--- WHAT YOU ARE ASKED TO DO ---
Would you show every line from the records that holds "time"?

--- INPUT MATERIAL ---

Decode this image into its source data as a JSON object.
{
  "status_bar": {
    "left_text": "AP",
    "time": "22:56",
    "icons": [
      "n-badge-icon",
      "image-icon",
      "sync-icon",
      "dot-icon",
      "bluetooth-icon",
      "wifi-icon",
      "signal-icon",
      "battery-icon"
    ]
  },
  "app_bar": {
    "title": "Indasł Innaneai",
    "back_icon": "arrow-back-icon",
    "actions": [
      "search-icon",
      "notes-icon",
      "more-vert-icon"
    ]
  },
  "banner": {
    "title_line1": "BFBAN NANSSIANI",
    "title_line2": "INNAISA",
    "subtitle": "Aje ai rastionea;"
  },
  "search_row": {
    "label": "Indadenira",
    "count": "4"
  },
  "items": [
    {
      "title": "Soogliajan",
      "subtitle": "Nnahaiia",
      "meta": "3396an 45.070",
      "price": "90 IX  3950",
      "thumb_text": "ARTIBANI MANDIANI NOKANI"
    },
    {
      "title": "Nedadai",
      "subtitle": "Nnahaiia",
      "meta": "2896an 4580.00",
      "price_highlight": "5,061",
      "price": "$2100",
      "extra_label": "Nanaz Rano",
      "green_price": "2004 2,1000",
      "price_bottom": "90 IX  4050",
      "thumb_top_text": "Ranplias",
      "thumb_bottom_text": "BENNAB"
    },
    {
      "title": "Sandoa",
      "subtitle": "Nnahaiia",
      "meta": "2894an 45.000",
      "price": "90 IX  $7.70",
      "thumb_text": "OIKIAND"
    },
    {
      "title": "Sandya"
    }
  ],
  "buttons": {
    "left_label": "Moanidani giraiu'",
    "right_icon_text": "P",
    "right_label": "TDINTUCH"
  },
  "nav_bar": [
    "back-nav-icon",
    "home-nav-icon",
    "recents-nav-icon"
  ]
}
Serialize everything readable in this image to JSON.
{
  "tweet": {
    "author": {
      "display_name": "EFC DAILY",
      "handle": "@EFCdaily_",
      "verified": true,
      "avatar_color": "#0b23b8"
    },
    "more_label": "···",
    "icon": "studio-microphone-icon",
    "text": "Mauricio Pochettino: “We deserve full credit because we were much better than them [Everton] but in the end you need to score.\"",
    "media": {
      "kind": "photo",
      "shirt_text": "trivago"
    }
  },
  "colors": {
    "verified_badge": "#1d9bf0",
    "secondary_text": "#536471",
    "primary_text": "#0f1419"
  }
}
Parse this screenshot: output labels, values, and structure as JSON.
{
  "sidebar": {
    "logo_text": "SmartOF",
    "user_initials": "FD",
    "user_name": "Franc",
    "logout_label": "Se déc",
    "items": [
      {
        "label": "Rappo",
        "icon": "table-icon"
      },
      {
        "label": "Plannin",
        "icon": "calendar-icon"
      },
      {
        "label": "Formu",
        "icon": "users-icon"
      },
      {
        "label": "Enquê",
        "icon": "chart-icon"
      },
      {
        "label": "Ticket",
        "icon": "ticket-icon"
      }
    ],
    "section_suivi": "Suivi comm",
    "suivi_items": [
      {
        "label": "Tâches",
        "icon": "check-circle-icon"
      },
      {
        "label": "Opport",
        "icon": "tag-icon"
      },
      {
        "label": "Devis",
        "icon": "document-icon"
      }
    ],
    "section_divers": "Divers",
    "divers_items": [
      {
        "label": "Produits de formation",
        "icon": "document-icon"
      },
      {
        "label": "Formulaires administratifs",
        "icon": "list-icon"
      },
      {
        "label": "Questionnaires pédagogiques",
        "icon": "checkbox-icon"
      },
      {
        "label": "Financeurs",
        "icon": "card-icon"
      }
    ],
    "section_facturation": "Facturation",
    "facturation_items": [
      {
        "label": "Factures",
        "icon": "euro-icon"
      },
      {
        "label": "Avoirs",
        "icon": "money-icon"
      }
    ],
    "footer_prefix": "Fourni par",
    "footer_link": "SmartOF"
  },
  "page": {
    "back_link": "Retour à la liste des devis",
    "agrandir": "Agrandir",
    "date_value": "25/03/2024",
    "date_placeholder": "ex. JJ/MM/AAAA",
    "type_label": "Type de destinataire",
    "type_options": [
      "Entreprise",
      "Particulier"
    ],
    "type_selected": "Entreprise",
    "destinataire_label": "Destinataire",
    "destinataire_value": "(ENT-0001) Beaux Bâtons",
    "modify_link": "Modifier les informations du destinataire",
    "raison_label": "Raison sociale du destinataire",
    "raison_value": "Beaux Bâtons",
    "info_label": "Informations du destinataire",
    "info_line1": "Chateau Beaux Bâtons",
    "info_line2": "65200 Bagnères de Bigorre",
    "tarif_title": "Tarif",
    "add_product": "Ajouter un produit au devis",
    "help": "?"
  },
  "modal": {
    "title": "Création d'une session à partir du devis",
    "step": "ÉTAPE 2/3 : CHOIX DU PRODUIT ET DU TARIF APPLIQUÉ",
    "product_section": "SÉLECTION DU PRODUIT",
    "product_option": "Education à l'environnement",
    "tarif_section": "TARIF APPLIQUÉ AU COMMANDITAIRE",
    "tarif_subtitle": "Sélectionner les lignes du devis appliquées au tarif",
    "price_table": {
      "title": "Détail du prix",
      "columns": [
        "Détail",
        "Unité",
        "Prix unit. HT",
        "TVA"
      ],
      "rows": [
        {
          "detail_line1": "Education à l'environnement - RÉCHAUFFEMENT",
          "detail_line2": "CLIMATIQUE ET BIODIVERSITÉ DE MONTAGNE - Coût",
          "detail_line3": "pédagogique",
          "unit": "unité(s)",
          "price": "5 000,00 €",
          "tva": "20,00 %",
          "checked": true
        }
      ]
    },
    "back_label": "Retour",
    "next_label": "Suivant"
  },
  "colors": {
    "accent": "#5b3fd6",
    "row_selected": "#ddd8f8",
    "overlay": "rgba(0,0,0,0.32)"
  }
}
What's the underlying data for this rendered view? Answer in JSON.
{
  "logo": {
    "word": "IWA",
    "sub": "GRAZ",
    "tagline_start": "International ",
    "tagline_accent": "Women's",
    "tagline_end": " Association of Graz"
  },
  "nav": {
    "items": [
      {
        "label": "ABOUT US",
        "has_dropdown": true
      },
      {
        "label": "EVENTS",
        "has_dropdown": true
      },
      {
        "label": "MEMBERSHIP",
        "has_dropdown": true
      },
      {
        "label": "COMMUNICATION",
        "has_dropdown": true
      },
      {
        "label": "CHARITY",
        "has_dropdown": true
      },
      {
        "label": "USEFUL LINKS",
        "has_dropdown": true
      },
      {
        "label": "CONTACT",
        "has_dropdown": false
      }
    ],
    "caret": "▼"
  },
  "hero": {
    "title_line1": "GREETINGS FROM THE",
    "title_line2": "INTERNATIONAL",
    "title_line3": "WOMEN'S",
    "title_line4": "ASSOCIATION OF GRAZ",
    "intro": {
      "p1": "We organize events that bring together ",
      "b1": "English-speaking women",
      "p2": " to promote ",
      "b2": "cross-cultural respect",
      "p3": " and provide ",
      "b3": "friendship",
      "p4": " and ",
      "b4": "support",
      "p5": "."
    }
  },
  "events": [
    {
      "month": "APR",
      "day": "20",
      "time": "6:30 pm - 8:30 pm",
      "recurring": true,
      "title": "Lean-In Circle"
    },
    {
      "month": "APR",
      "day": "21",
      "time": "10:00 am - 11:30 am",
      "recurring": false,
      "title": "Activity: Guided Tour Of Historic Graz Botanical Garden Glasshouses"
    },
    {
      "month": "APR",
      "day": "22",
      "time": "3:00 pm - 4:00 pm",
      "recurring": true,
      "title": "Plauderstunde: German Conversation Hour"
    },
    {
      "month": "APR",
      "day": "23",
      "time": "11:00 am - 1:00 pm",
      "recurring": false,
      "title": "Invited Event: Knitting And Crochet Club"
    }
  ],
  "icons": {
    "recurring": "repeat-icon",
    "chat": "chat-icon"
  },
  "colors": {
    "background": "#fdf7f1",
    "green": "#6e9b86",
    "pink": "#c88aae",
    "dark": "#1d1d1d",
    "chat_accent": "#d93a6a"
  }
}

--- SOLUTION FOR THIS EXERCISE ---
    "time": "22:56",
      "time": "6:30 pm - 8:30 pm",
      "time": "10:00 am - 11:30 am",
      "time": "3:00 pm - 4:00 pm",
      "time": "11:00 am - 1:00 pm",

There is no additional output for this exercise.